What kind of drugs – or to be polite, medicines – is President Duterte taking? This is a serious question. It is hard to remember any Asian leader in the past half century whose behavior has been so erratic, whose pronouncements so damaging to the position and image of his country.
Meanwhile his actions appear those of the coward. His populist war on drugs has so far seen the killing in cold blood of perhaps 2,500 citizens, mostly poor people alleged to be vendors or users of illegal substances such as shabu, the Philippine slang term for methamphetamine. But he has run a mile from confrontation with real power, namely China, despite its continued aggression against Philippine rights in the Scarborough/Panatag shoal and elsewhere in the South China Sea, appearing to end security cooperation with the United States and go to the Chinese aggressor in search of arms. He is doing his best to throw away the huge boost to the Philippines’ rights provided by the Court of Arbitration.
All this is done in the name of nationalism. Reminding the Americans of their killings of Filipinos when they invaded 118 years ago is all very well and good but has scant relevance to the issues the nation faces today. Indeed it is more a reminder of the ease with which Filipino politicians quickly become allies of aggressive foreign powers to defend their own local interests, as happened during the Japanese occupation in 1942-45.
Quite what is behind Duterte’s grudge against the US is not entirely clear. But personal grudges are no way to conduct national policy. It may be that US military advisers have achieved little in helping combat Abu Sayyaf in the Sulu archipelago, but the announcing that you intend to throw them out as though they were a liability is a bizarre outburst rather than a considered plan to use other means to root out the group.
Nor are have Americans, including Obama, been the only targets of Duterte’s brainstroms. Ban Ki-moon, the Pope, indeed anyone daring to criticise his campaign of murder in the name of suppressing the drug trade. The US is mature enough and has enough long-term interests to put a stoic face on the insults. But foreigners in general have taken note of a newly unstable element now at large in the region.
So far it seems Duterte’s cowardly bravado has gone well with most of his countrymen. But these “action man” displays are being viewed with a mix of horror, bewilderment and above all contempt for a nation led by such a figure. Ask the Japanese, who are the major donors of coastguard vessels intended to enable the Philippines to defend its seas, and more important than China as a foreign investor in productive enterprises.

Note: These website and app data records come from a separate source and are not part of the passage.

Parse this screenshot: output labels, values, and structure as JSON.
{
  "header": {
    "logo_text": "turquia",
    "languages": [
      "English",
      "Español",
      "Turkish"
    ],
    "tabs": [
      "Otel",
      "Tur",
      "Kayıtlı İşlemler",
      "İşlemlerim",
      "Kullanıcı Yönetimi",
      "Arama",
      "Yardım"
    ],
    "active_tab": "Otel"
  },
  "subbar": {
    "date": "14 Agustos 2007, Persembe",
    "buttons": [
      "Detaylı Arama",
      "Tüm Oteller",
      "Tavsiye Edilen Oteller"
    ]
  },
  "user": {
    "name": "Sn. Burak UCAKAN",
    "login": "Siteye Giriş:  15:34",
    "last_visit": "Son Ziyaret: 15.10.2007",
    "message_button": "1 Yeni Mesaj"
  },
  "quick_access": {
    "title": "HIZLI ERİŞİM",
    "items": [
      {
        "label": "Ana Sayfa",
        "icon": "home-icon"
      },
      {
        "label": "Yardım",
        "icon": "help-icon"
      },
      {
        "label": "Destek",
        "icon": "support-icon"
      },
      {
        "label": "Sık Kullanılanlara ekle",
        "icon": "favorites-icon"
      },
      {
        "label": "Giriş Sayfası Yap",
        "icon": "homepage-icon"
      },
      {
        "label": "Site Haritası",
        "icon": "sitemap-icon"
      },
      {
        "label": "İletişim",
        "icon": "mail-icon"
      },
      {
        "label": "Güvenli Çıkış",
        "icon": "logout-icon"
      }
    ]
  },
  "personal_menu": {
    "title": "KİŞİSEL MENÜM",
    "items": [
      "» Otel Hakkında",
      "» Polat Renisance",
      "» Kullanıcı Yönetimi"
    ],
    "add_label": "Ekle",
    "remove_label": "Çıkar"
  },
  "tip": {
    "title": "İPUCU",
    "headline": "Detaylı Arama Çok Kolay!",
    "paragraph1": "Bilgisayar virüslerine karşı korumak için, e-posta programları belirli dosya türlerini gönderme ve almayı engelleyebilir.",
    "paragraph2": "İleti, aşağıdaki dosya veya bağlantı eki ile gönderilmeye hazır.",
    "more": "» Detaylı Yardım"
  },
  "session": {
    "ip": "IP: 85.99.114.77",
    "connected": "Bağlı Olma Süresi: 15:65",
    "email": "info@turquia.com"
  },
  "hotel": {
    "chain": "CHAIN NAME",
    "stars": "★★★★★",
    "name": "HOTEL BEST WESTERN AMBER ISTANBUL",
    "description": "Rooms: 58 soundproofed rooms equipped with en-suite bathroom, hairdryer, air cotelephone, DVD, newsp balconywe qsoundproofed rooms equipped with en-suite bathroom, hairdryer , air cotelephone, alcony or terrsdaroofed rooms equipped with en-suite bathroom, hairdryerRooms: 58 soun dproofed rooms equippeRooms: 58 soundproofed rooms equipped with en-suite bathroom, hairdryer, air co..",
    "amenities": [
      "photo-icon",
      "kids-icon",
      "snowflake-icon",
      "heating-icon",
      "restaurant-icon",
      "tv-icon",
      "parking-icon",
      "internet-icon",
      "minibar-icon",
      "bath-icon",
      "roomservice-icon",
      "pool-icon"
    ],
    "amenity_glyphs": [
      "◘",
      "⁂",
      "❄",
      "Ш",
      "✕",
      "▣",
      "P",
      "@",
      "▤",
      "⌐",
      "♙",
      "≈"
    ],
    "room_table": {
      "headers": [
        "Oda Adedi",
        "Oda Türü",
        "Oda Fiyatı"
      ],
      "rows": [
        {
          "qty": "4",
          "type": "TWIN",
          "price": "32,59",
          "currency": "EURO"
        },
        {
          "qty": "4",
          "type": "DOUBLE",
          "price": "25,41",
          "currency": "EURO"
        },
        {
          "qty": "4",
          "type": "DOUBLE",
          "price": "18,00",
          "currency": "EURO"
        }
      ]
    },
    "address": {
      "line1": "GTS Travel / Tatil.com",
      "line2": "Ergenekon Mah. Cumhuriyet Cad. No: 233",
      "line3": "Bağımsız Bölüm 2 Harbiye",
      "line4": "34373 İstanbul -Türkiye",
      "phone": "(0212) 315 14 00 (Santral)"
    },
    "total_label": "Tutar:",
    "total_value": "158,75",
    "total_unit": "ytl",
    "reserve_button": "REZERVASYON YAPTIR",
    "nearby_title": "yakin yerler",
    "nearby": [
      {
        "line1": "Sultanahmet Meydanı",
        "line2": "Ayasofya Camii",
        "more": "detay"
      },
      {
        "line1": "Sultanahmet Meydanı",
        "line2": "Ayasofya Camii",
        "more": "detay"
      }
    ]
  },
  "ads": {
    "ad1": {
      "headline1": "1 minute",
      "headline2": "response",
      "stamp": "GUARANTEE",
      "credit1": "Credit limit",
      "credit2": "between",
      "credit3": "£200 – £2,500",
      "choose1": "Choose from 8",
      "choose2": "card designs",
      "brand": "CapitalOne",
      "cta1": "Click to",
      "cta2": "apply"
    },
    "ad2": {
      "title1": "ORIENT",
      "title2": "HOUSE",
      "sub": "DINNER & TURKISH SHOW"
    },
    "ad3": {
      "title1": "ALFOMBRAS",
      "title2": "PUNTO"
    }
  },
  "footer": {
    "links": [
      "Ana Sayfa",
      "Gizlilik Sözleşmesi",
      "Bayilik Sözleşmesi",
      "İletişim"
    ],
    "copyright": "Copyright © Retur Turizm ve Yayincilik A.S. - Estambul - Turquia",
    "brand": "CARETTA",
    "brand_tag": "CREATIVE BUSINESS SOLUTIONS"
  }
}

Ask the Vietnamese, the one country in facing Chinese expansion in the region that has shown a willingness to be shot at in defending it rights, a willingness to arm itself with firepower which will not defeat China but show a readiness to resist.
Ask even the Indonesians who after years of pretending there was no problem with China have taken to arresting and destroying Chinese and other illegal fishing boats. Ask any of the European countries such as Germany whose investment is sought what they now think of standards of governance and law in the Philippines.
Duterte’s claimed radicalism has so far been seen to be largely a sham. That is not surprising given that he is not a politician from the grass roots but inheritor of position – his father was governor of Davao province (now divided into two) and family members run Davao city. He is in fact rather typical of the local warlordism and personal rule that has plagued the nation since independence and would probably be strengthened if the federal system he proposes were adopted.
Efforts to engage the remnants of the communist insurgency may bear fruit but otherwise there is nothing in his agenda or appointments to suggest domestic reforms beyond what was in process under his predecessor. But the drug killings and the erratic foreign policy have not only showed up so much about his own personality and behaviour. They have underlined the weakness of national institutions.
The lawmakers have effectively joined the Duterte bandwagon to secure their own pecuniary and other advantages so are barely a brake on presidential abuse of power. The judiciary and the churches are likewise proving feeble defenders of due process. And can one really believe that the police is any cleaner now than three months ago?
Or that the supposed law and order campaign will now target jueteng, the illegal gambling which funds many politicians and may well be as socially damaging as drugs. The president has apparently put that in the “too hard” basket.
In a few short weeks, Duterte has eroded much of what was gained under the previous administration in terms of the nation’s reputation for improving governance and judicial standards. Economic policy has thus far not been directly affected, but the link between a stable system and medium to long-term growth means that much more of this kind of behaviour by the President will be reflected in social and economic development. The people will reap what they have sowed.
Past presidencies promising order from brute force have ended in tears. Ferdinand Marcos led a “crime-busting” wave that temporarily cleared the streets of thugs, only to end up in ugly dictatorship. Erap Estrada, the cinematic playboy, promised the poor – as Duterte has – of a new dawn. We know how that ended. Somewhere along the line, not now but eventually, the Philippines will have had enough of another strongman. It will be time to start again. But this benighted island nation doesn’t appear about to learn its lesson very soon, to its sorrow.